[Start of Attachment]
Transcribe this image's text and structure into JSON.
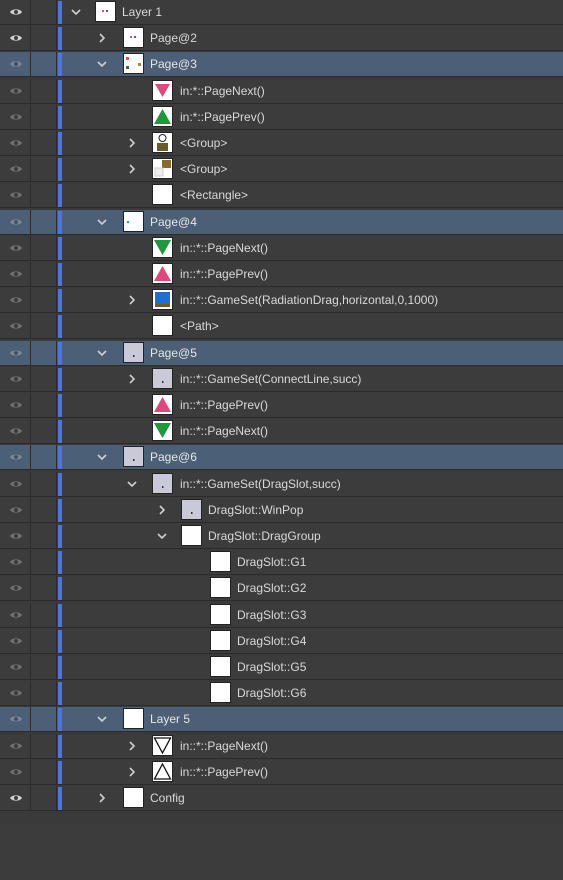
{
  "layers_panel": {
    "rows": [
      {
        "name": "layer-row-layer-1",
        "label": "Layer 1",
        "indent": 0,
        "chevron": "down",
        "thumb": "page-mini",
        "eye": "bright",
        "selected": false
      },
      {
        "name": "layer-row-page-2",
        "label": "Page@2",
        "indent": 1,
        "chevron": "right",
        "thumb": "page-mini",
        "eye": "bright",
        "selected": false
      },
      {
        "name": "layer-row-page-3",
        "label": "Page@3",
        "indent": 1,
        "chevron": "down",
        "thumb": "page-mini-2",
        "eye": "dim",
        "selected": true
      },
      {
        "name": "layer-row-pagenext",
        "label": "in:*::PageNext()",
        "indent": 2,
        "chevron": "none",
        "thumb": "pink-down-triangle",
        "eye": "dim",
        "selected": false
      },
      {
        "name": "layer-row-pageprev",
        "label": "in:*::PagePrev()",
        "indent": 2,
        "chevron": "none",
        "thumb": "green-up-triangle",
        "eye": "dim",
        "selected": false
      },
      {
        "name": "layer-row-group-1",
        "label": "<Group>",
        "indent": 2,
        "chevron": "right",
        "thumb": "group-circle",
        "eye": "dim",
        "selected": false
      },
      {
        "name": "layer-row-group-2",
        "label": "<Group>",
        "indent": 2,
        "chevron": "right",
        "thumb": "group-brown",
        "eye": "dim",
        "selected": false
      },
      {
        "name": "layer-row-rectangle",
        "label": "<Rectangle>",
        "indent": 2,
        "chevron": "none",
        "thumb": "blank",
        "eye": "dim",
        "selected": false
      },
      {
        "name": "layer-row-page-4",
        "label": "Page@4",
        "indent": 1,
        "chevron": "down",
        "thumb": "page-dot-green",
        "eye": "dim",
        "selected": true
      },
      {
        "name": "layer-row-pagenext",
        "label": "in::*::PageNext()",
        "indent": 2,
        "chevron": "none",
        "thumb": "green-down-triangle",
        "eye": "dim",
        "selected": false
      },
      {
        "name": "layer-row-pageprev",
        "label": "in::*::PagePrev()",
        "indent": 2,
        "chevron": "none",
        "thumb": "pink-up-triangle",
        "eye": "dim",
        "selected": false
      },
      {
        "name": "layer-row-gameset-radiation",
        "label": "in::*::GameSet(RadiationDrag,horizontal,0,1000)",
        "indent": 2,
        "chevron": "right",
        "thumb": "blue-block",
        "eye": "dim",
        "selected": false
      },
      {
        "name": "layer-row-path",
        "label": "<Path>",
        "indent": 2,
        "chevron": "none",
        "thumb": "blank",
        "eye": "dim",
        "selected": false
      },
      {
        "name": "layer-row-page-5",
        "label": "Page@5",
        "indent": 1,
        "chevron": "down",
        "thumb": "gray-dot",
        "eye": "dim",
        "selected": true
      },
      {
        "name": "layer-row-gameset-connectline",
        "label": "in::*::GameSet(ConnectLine,succ)",
        "indent": 2,
        "chevron": "right",
        "thumb": "gray-dot",
        "eye": "dim",
        "selected": false
      },
      {
        "name": "layer-row-pageprev",
        "label": "in::*::PagePrev()",
        "indent": 2,
        "chevron": "none",
        "thumb": "pink-up-triangle",
        "eye": "dim",
        "selected": false
      },
      {
        "name": "layer-row-pagenext",
        "label": "in::*::PageNext()",
        "indent": 2,
        "chevron": "none",
        "thumb": "green-down-triangle",
        "eye": "dim",
        "selected": false
      },
      {
        "name": "layer-row-page-6",
        "label": "Page@6",
        "indent": 1,
        "chevron": "down",
        "thumb": "gray-dot",
        "eye": "dim",
        "selected": true
      },
      {
        "name": "layer-row-gameset-dragslot",
        "label": "in::*::GameSet(DragSlot,succ)",
        "indent": 2,
        "chevron": "down",
        "thumb": "gray-dot",
        "eye": "dim",
        "selected": false
      },
      {
        "name": "layer-row-dragslot-winpop",
        "label": "DragSlot::WinPop",
        "indent": 3,
        "chevron": "right",
        "thumb": "gray-dot",
        "eye": "dim",
        "selected": false
      },
      {
        "name": "layer-row-dragslot-draggroup",
        "label": "DragSlot::DragGroup",
        "indent": 3,
        "chevron": "down",
        "thumb": "blank",
        "eye": "dim",
        "selected": false
      },
      {
        "name": "layer-row-dragslot-g1",
        "label": "DragSlot::G1",
        "indent": 4,
        "chevron": "none",
        "thumb": "blank",
        "eye": "dim",
        "selected": false
      },
      {
        "name": "layer-row-dragslot-g2",
        "label": "DragSlot::G2",
        "indent": 4,
        "chevron": "none",
        "thumb": "blank",
        "eye": "dim",
        "selected": false
      },
      {
        "name": "layer-row-dragslot-g3",
        "label": "DragSlot::G3",
        "indent": 4,
        "chevron": "none",
        "thumb": "blank",
        "eye": "dim",
        "selected": false
      },
      {
        "name": "layer-row-dragslot-g4",
        "label": "DragSlot::G4",
        "indent": 4,
        "chevron": "none",
        "thumb": "blank",
        "eye": "dim",
        "selected": false
      },
      {
        "name": "layer-row-dragslot-g5",
        "label": "DragSlot::G5",
        "indent": 4,
        "chevron": "none",
        "thumb": "blank",
        "eye": "dim",
        "selected": false
      },
      {
        "name": "layer-row-dragslot-g6",
        "label": "DragSlot::G6",
        "indent": 4,
        "chevron": "none",
        "thumb": "blank",
        "eye": "dim",
        "selected": false
      },
      {
        "name": "layer-row-layer-5",
        "label": "Layer 5",
        "indent": 1,
        "chevron": "down",
        "thumb": "blank",
        "eye": "dim",
        "selected": true
      },
      {
        "name": "layer-row-pagenext",
        "label": "in::*::PageNext()",
        "indent": 2,
        "chevron": "right",
        "thumb": "outline-down-triangle",
        "eye": "dim",
        "selected": false
      },
      {
        "name": "layer-row-pageprev",
        "label": "in::*::PagePrev()",
        "indent": 2,
        "chevron": "right",
        "thumb": "outline-up-triangle",
        "eye": "dim",
        "selected": false
      },
      {
        "name": "layer-row-config",
        "label": "Config",
        "indent": 1,
        "chevron": "right",
        "thumb": "blank",
        "eye": "bright",
        "selected": false
      }
    ]
  },
  "colors": {
    "panel_bg": "#3c3c3c",
    "selected_row_bg": "#4b5f76",
    "layer_color_bar": "#4d74e0",
    "pink": "#e0487a",
    "green": "#1a9a3a",
    "blue": "#1f6fd1"
  }
}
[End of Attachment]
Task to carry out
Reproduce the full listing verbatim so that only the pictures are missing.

Response area
Transcribe this image's text and structure into JSON.
{
  "layers_panel": {
    "rows": [
      {
        "name": "layer-row-layer-1",
        "label": "Layer 1",
        "indent": 0,
        "chevron": "down",
        "thumb": "page-mini",
        "eye": "bright",
        "selected": false
      },
      {
        "name": "layer-row-page-2",
        "label": "Page@2",
        "indent": 1,
        "chevron": "right",
        "thumb": "page-mini",
        "eye": "bright",
        "selected": false
      },
      {
        "name": "layer-row-page-3",
        "label": "Page@3",
        "indent": 1,
        "chevron": "down",
        "thumb": "page-mini-2",
        "eye": "dim",
        "selected": true
      },
      {
        "name": "layer-row-pagenext",
        "label": "in:*::PageNext()",
        "indent": 2,
        "chevron": "none",
        "thumb": "pink-down-triangle",
        "eye": "dim",
        "selected": false
      },
      {
        "name": "layer-row-pageprev",
        "label": "in:*::PagePrev()",
        "indent": 2,
        "chevron": "none",
        "thumb": "green-up-triangle",
        "eye": "dim",
        "selected": false
      },
      {
        "name": "layer-row-group-1",
        "label": "<Group>",
        "indent": 2,
        "chevron": "right",
        "thumb": "group-circle",
        "eye": "dim",
        "selected": false
      },
      {
        "name": "layer-row-group-2",
        "label": "<Group>",
        "indent": 2,
        "chevron": "right",
        "thumb": "group-brown",
        "eye": "dim",
        "selected": false
      },
      {
        "name": "layer-row-rectangle",
        "label": "<Rectangle>",
        "indent": 2,
        "chevron": "none",
        "thumb": "blank",
        "eye": "dim",
        "selected": false
      },
      {
        "name": "layer-row-page-4",
        "label": "Page@4",
        "indent": 1,
        "chevron": "down",
        "thumb": "page-dot-green",
        "eye": "dim",
        "selected": true
      },
      {
        "name": "layer-row-pagenext",
        "label": "in::*::PageNext()",
        "indent": 2,
        "chevron": "none",
        "thumb": "green-down-triangle",
        "eye": "dim",
        "selected": false
      },
      {
        "name": "layer-row-pageprev",
        "label": "in::*::PagePrev()",
        "indent": 2,
        "chevron": "none",
        "thumb": "pink-up-triangle",
        "eye": "dim",
        "selected": false
      },
      {
        "name": "layer-row-gameset-radiation",
        "label": "in::*::GameSet(RadiationDrag,horizontal,0,1000)",
        "indent": 2,
        "chevron": "right",
        "thumb": "blue-block",
        "eye": "dim",
        "selected": false
      },
      {
        "name": "layer-row-path",
        "label": "<Path>",
        "indent": 2,
        "chevron": "none",
        "thumb": "blank",
        "eye": "dim",
        "selected": false
      },
      {
        "name": "layer-row-page-5",
        "label": "Page@5",
        "indent": 1,
        "chevron": "down",
        "thumb": "gray-dot",
        "eye": "dim",
        "selected": true
      },
      {
        "name": "layer-row-gameset-connectline",
        "label": "in::*::GameSet(ConnectLine,succ)",
        "indent": 2,
        "chevron": "right",
        "thumb": "gray-dot",
        "eye": "dim",
        "selected": false
      },
      {
        "name": "layer-row-pageprev",
        "label": "in::*::PagePrev()",
        "indent": 2,
        "chevron": "none",
        "thumb": "pink-up-triangle",
        "eye": "dim",
        "selected": false
      },
      {
        "name": "layer-row-pagenext",
        "label": "in::*::PageNext()",
        "indent": 2,
        "chevron": "none",
        "thumb": "green-down-triangle",
        "eye": "dim",
        "selected": false
      },
      {
        "name": "layer-row-page-6",
        "label": "Page@6",
        "indent": 1,
        "chevron": "down",
        "thumb": "gray-dot",
        "eye": "dim",
        "selected": true
      },
      {
        "name": "layer-row-gameset-dragslot",
        "label": "in::*::GameSet(DragSlot,succ)",
        "indent": 2,
        "chevron": "down",
        "thumb": "gray-dot",
        "eye": "dim",
        "selected": false
      },
      {
        "name": "layer-row-dragslot-winpop",
        "label": "DragSlot::WinPop",
        "indent": 3,
        "chevron": "right",
        "thumb": "gray-dot",
        "eye": "dim",
        "selected": false
      },
      {
        "name": "layer-row-dragslot-draggroup",
        "label": "DragSlot::DragGroup",
        "indent": 3,
        "chevron": "down",
        "thumb": "blank",
        "eye": "dim",
        "selected": false
      },
      {
        "name": "layer-row-dragslot-g1",
        "label": "DragSlot::G1",
        "indent": 4,
        "chevron": "none",
        "thumb": "blank",
        "eye": "dim",
        "selected": false
      },
      {
        "name": "layer-row-dragslot-g2",
        "label": "DragSlot::G2",
        "indent": 4,
        "chevron": "none",
        "thumb": "blank",
        "eye": "dim",
        "selected": false
      },
      {
        "name": "layer-row-dragslot-g3",
        "label": "DragSlot::G3",
        "indent": 4,
        "chevron": "none",
        "thumb": "blank",
        "eye": "dim",
        "selected": false
      },
      {
        "name": "layer-row-dragslot-g4",
        "label": "DragSlot::G4",
        "indent": 4,
        "chevron": "none",
        "thumb": "blank",
        "eye": "dim",
        "selected": false
      },
      {
        "name": "layer-row-dragslot-g5",
        "label": "DragSlot::G5",
        "indent": 4,
        "chevron": "none",
        "thumb": "blank",
        "eye": "dim",
        "selected": false
      },
      {
        "name": "layer-row-dragslot-g6",
        "label": "DragSlot::G6",
        "indent": 4,
        "chevron": "none",
        "thumb": "blank",
        "eye": "dim",
        "selected": false
      },
      {
        "name": "layer-row-layer-5",
        "label": "Layer 5",
        "indent": 1,
        "chevron": "down",
        "thumb": "blank",
        "eye": "dim",
        "selected": true
      },
      {
        "name": "layer-row-pagenext",
        "label": "in::*::PageNext()",
        "indent": 2,
        "chevron": "right",
        "thumb": "outline-down-triangle",
        "eye": "dim",
        "selected": false
      },
      {
        "name": "layer-row-pageprev",
        "label": "in::*::PagePrev()",
        "indent": 2,
        "chevron": "right",
        "thumb": "outline-up-triangle",
        "eye": "dim",
        "selected": false
      },
      {
        "name": "layer-row-config",
        "label": "Config",
        "indent": 1,
        "chevron": "right",
        "thumb": "blank",
        "eye": "bright",
        "selected": false
      }
    ]
  },
  "colors": {
    "panel_bg": "#3c3c3c",
    "selected_row_bg": "#4b5f76",
    "layer_color_bar": "#4d74e0",
    "pink": "#e0487a",
    "green": "#1a9a3a",
    "blue": "#1f6fd1"
  }
}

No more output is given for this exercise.